The mechanical parts act in such a way as to form a varying electrical circuit the actual encipherment of a letter is performed electrically. When a key is pressed, the circuit is completed; current flows through the various components and ultimately lights one of many lamps, indicating the output letter. For example, when encrypting a message starting ANX..., the operator would first press the A key, and the Z lamp might light; Z would be the first letter of the ciphertext. The operator would then proceed to encipher N in the same fashion, and so on.
To explain the Enigma, we use the wiring diagram on the left. To simplify the example, only four components of each are shown. In reality, there are 26 lamps, keys, plugs and wirings inside the rotors. The current flows from the battery (1) through the depressed bi-directional letter-switch (2) to the plugboard (3). The plugboard allows rewiring the connections between keyboard (2) and fixed entry wheel (4). Next, the current proceeds...
References: * Bauer, 2000, p. 108, Bauer, 2000, p. 112 .
* Hamer, David H.; Sullivan, Geoff; Weierud, Frode; Enigma Variations: an Extended Family of Machines; Cryptologia 22(3), July 1998. Online version (PDF).

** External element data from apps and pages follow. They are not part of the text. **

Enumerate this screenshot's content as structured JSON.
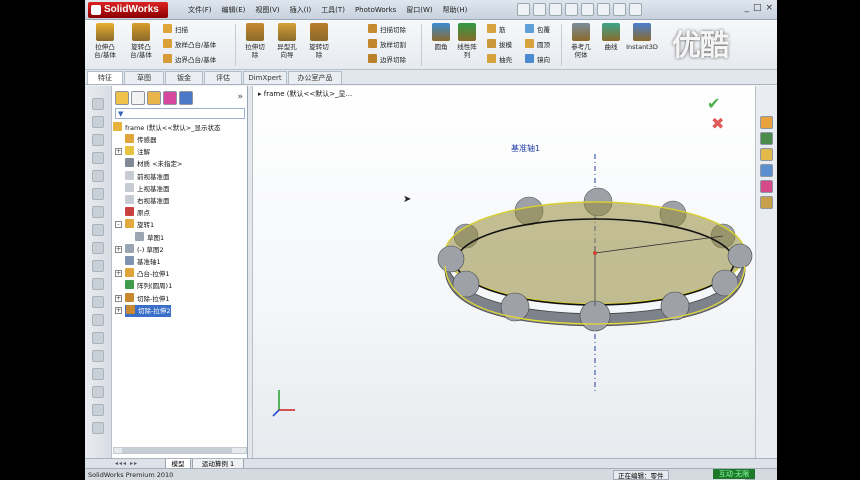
{
  "app": {
    "logo": "SolidWorks",
    "menu": [
      "文件(F)",
      "编辑(E)",
      "视图(V)",
      "插入(I)",
      "工具(T)",
      "PhotoWorks",
      "窗口(W)",
      "帮助(H)"
    ],
    "window_controls": [
      "_",
      "□",
      "×"
    ]
  },
  "ribbon": {
    "big": [
      {
        "label": "拉伸凸\n台/基体",
        "color": "#e8b130"
      },
      {
        "label": "旋转凸\n台/基体",
        "color": "#d99d2b"
      },
      {
        "label": "拉伸切\n除",
        "color": "#c78a2e"
      },
      {
        "label": "异型孔\n向导",
        "color": "#d6a13a"
      },
      {
        "label": "旋转切\n除",
        "color": "#b97d2a"
      },
      {
        "label": "圆角",
        "color": "#3a8bd2"
      },
      {
        "label": "线性阵\n列",
        "color": "#2f9a45"
      },
      {
        "label": "参考几\n何体",
        "color": "#7a8d9c"
      },
      {
        "label": "曲线",
        "color": "#3aa58c"
      },
      {
        "label": "Instant3D",
        "color": "#4a7fd0"
      }
    ],
    "small": {
      "sweep": "扫描",
      "loft": "放样凸台/基体",
      "boundary": "边界凸台/基体",
      "sweep_cut": "扫描切除",
      "loft_cut": "放样切割",
      "boundary_cut": "边界切除",
      "rib": "筋",
      "draft": "拔模",
      "shell": "抽壳",
      "wrap": "包覆",
      "dome": "圆顶",
      "mirror": "镜向"
    }
  },
  "tabs": [
    "特征",
    "草图",
    "钣金",
    "评估",
    "DimXpert",
    "办公室产品"
  ],
  "tree": {
    "root": "frame  (默认<<默认>_显示状态",
    "nodes": [
      {
        "label": "传感器",
        "color": "#e0a53a",
        "exp": "",
        "indent": 1
      },
      {
        "label": "注解",
        "color": "#e8c340",
        "exp": "+",
        "indent": 1
      },
      {
        "label": "材质 <未指定>",
        "color": "#7f8a96",
        "exp": "",
        "indent": 1
      },
      {
        "label": "前视基准面",
        "color": "#c7cbd2",
        "exp": "",
        "indent": 1
      },
      {
        "label": "上视基准面",
        "color": "#c7cbd2",
        "exp": "",
        "indent": 1
      },
      {
        "label": "右视基准面",
        "color": "#c7cbd2",
        "exp": "",
        "indent": 1
      },
      {
        "label": "原点",
        "color": "#c94040",
        "exp": "",
        "indent": 1
      },
      {
        "label": "旋转1",
        "color": "#e2a93c",
        "exp": "-",
        "indent": 1
      },
      {
        "label": "草图1",
        "color": "#9aa5b2",
        "exp": "",
        "indent": 2
      },
      {
        "label": "(-) 草图2",
        "color": "#9aa5b2",
        "exp": "+",
        "indent": 1
      },
      {
        "label": "基准轴1",
        "color": "#8093b0",
        "exp": "",
        "indent": 1
      },
      {
        "label": "凸台-拉伸1",
        "color": "#e0a53a",
        "exp": "+",
        "indent": 1
      },
      {
        "label": "阵列(圆周)1",
        "color": "#3f9c4a",
        "exp": "",
        "indent": 1
      },
      {
        "label": "切除-拉伸1",
        "color": "#c98a2f",
        "exp": "+",
        "indent": 1
      },
      {
        "label": "切除-拉伸2",
        "color": "#c98a2f",
        "exp": "+",
        "indent": 1,
        "selected": true
      }
    ]
  },
  "viewport": {
    "breadcrumb": "frame  (默认<<默认>_显...",
    "axis_label": "基准轴1"
  },
  "bottom_tabs": [
    "模型",
    "运动算例 1"
  ],
  "status": {
    "left": "SolidWorks Premium 2010",
    "right": "正在编辑：零件",
    "help": "?"
  },
  "watermark": {
    "top": "优酷",
    "bottom": "互动·无限"
  }
}
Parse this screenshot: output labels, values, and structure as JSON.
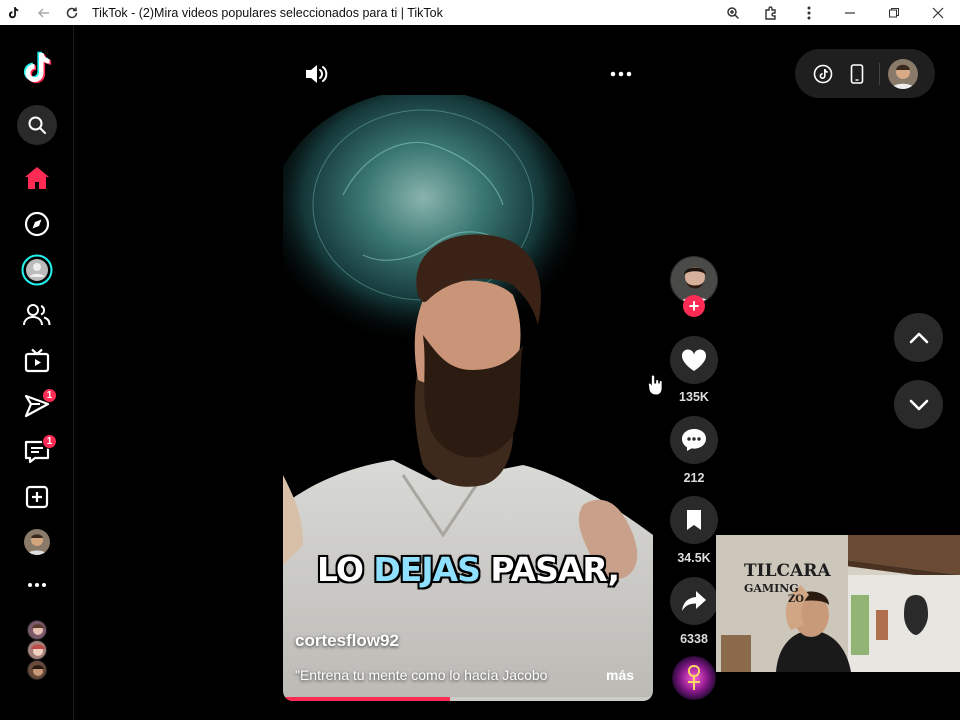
{
  "browser": {
    "title": "TikTok - (2)Mira videos populares seleccionados para ti | TikTok"
  },
  "sidebar": {
    "items": [
      {
        "name": "search",
        "icon": "search-icon"
      },
      {
        "name": "home",
        "icon": "home-icon",
        "active": true
      },
      {
        "name": "explore",
        "icon": "compass-icon"
      },
      {
        "name": "live",
        "icon": "live-avatar-icon"
      },
      {
        "name": "following",
        "icon": "users-icon"
      },
      {
        "name": "live-tv",
        "icon": "tv-icon"
      },
      {
        "name": "messages",
        "icon": "send-icon",
        "badge": "1"
      },
      {
        "name": "activity",
        "icon": "inbox-icon",
        "badge": "1"
      },
      {
        "name": "upload",
        "icon": "plus-square-icon"
      },
      {
        "name": "profile",
        "icon": "avatar"
      },
      {
        "name": "more",
        "icon": "more-horizontal-icon"
      }
    ]
  },
  "video": {
    "caption_parts": [
      "LO ",
      "DEJAS",
      " PASAR,"
    ],
    "author": "cortesflow92",
    "description": "\"Entrena tu mente como lo hacía Jacobo",
    "more_label": "más",
    "progress": 0.45
  },
  "actions": {
    "likes": "135K",
    "comments": "212",
    "saves": "34.5K",
    "shares": "6338"
  },
  "webcam": {
    "sign_line1": "TILCARA",
    "sign_line2": "GAMING",
    "sign_line3": "ZO"
  },
  "colors": {
    "brand_accent": "#fe2c55",
    "caption_highlight": "#8fe0ff",
    "background": "#000000"
  }
}
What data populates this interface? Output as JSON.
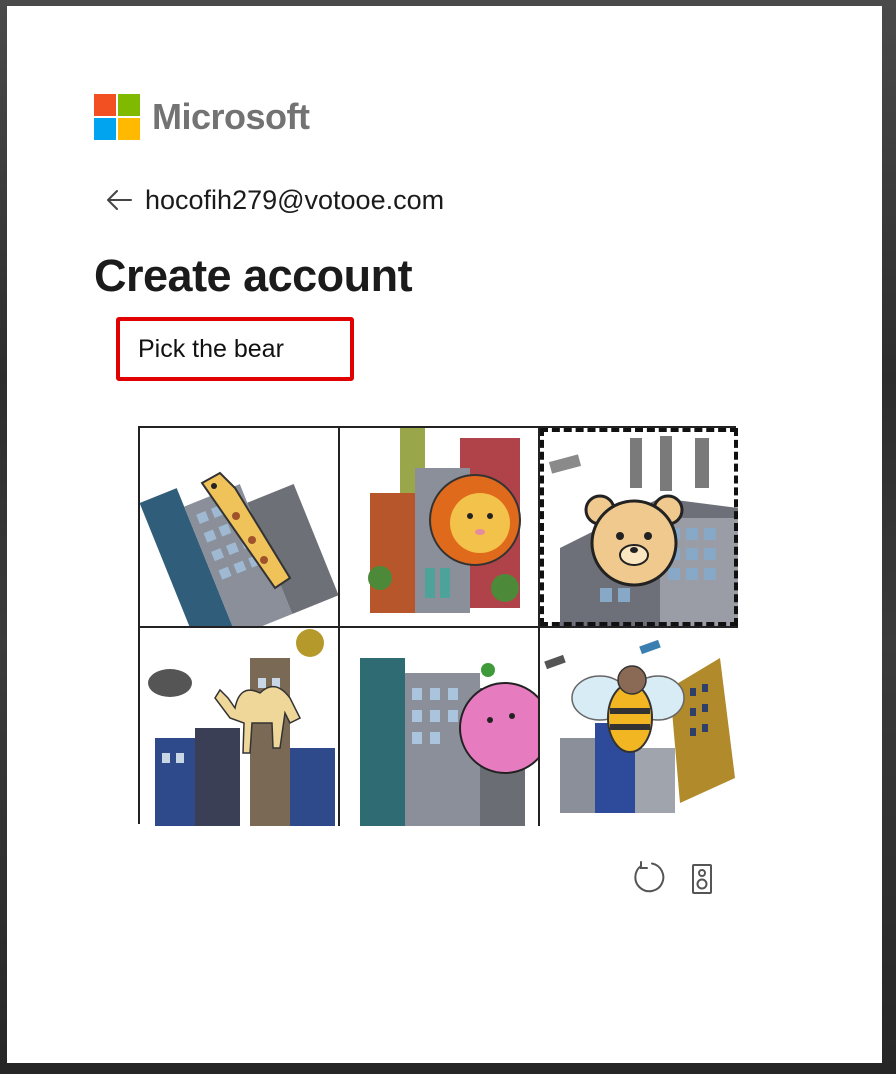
{
  "brand": {
    "name": "Microsoft",
    "logo_colors": [
      "#f25022",
      "#7fba00",
      "#00a4ef",
      "#ffb900"
    ]
  },
  "identity": {
    "back_icon": "arrow-left-icon",
    "email": "hocofih279@votooe.com"
  },
  "page": {
    "title": "Create account"
  },
  "challenge": {
    "instruction": "Pick the bear",
    "highlight_color": "#e00000",
    "tiles": [
      {
        "animal": "giraffe",
        "selected": false
      },
      {
        "animal": "lion",
        "selected": false
      },
      {
        "animal": "bear",
        "selected": true
      },
      {
        "animal": "camel",
        "selected": false
      },
      {
        "animal": "pink-ball",
        "selected": false
      },
      {
        "animal": "bee",
        "selected": false
      }
    ]
  },
  "tools": {
    "refresh_icon": "refresh-icon",
    "audio_icon": "speaker-icon"
  }
}
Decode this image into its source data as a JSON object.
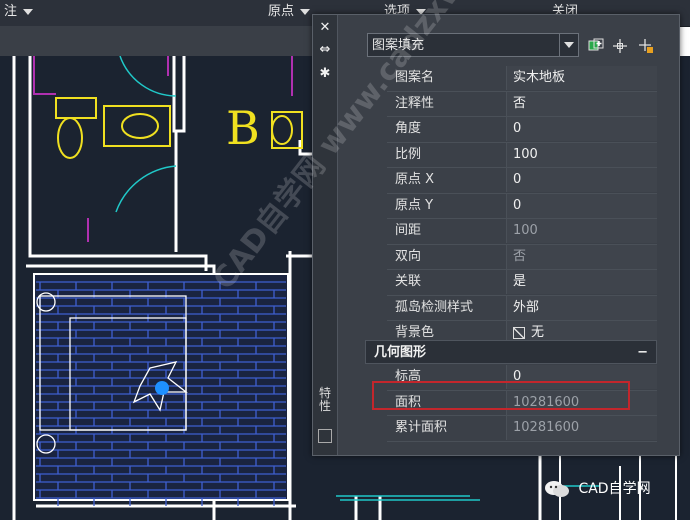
{
  "toolbar": {
    "items": [
      "注",
      "原点",
      "选项",
      "关闭"
    ]
  },
  "palette": {
    "object_type": "图案填充",
    "properties": [
      {
        "key": "图案名",
        "value": "实木地板",
        "dim": false
      },
      {
        "key": "注释性",
        "value": "否",
        "dim": false
      },
      {
        "key": "角度",
        "value": "0",
        "dim": false
      },
      {
        "key": "比例",
        "value": "100",
        "dim": false
      },
      {
        "key": "原点 X",
        "value": "0",
        "dim": false
      },
      {
        "key": "原点 Y",
        "value": "0",
        "dim": false
      },
      {
        "key": "间距",
        "value": "100",
        "dim": true
      },
      {
        "key": "双向",
        "value": "否",
        "dim": true
      },
      {
        "key": "关联",
        "value": "是",
        "dim": false
      },
      {
        "key": "孤岛检测样式",
        "value": "外部",
        "dim": false
      },
      {
        "key": "背景色",
        "value": "无",
        "dim": false
      }
    ],
    "section_geometry": "几何图形",
    "section_toggle": "−",
    "geometry": [
      {
        "key": "标高",
        "value": "0",
        "dim": false
      },
      {
        "key": "面积",
        "value": "10281600",
        "dim": true
      },
      {
        "key": "累计面积",
        "value": "10281600",
        "dim": true
      }
    ],
    "vertical_title": "特性"
  },
  "drawing": {
    "room_label": "B"
  },
  "watermark": {
    "text": "CAD自学网",
    "diagonal_text": "CAD自学网 www.cadzxw.com"
  },
  "colors": {
    "highlight": "#c3262c",
    "wall": "#ffffff",
    "hatch": "#3f5fd0",
    "fixture": "#f0e020",
    "door": "#20c8c8",
    "magenta": "#b030b0"
  }
}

* (German)Ulbricht, Heinz; Die Chiffriermaschine Enigma — Trügerische Sicherheit: Ein Beitrag zur Geschichte der Nachrichtendienste, PhD Thesis, 2005 (in German). Online version (PDF).
* Hinsley and Stripp, Alan; (eds.); Codebreakers: The Inside Story of Bletchley Park; 1993; pp. 83–88. Section by Alan; Stripp The Enigma Machine: Its Mechanism and Use
* Kahn, David; Seizing the Enigma: The Race to Break the German U-Boats Codes, 1939-194; (1991)
* Kruh, Louis; Deavours,Cipher; The Commercial Enigma: Beginnings of Machine Cryptography; Cryptologia, 26(1), pp. 1–16, 2002. Online version (PDF).
* Kozaczuk, Wladyslaw; The origins of the Enigma/ULTRA
* Marks, Philip; Weierud Frode; Recovering the Wiring of Enigma 's Umkehrwalz A; Cryptologia 24(1), January 2000, pp55–66.
* Smith, Michael Station X; 4 books (macmillan) 1998; Paperback 2000; ISBN 0-7522-7148-2
Please join StudyMode to read the full document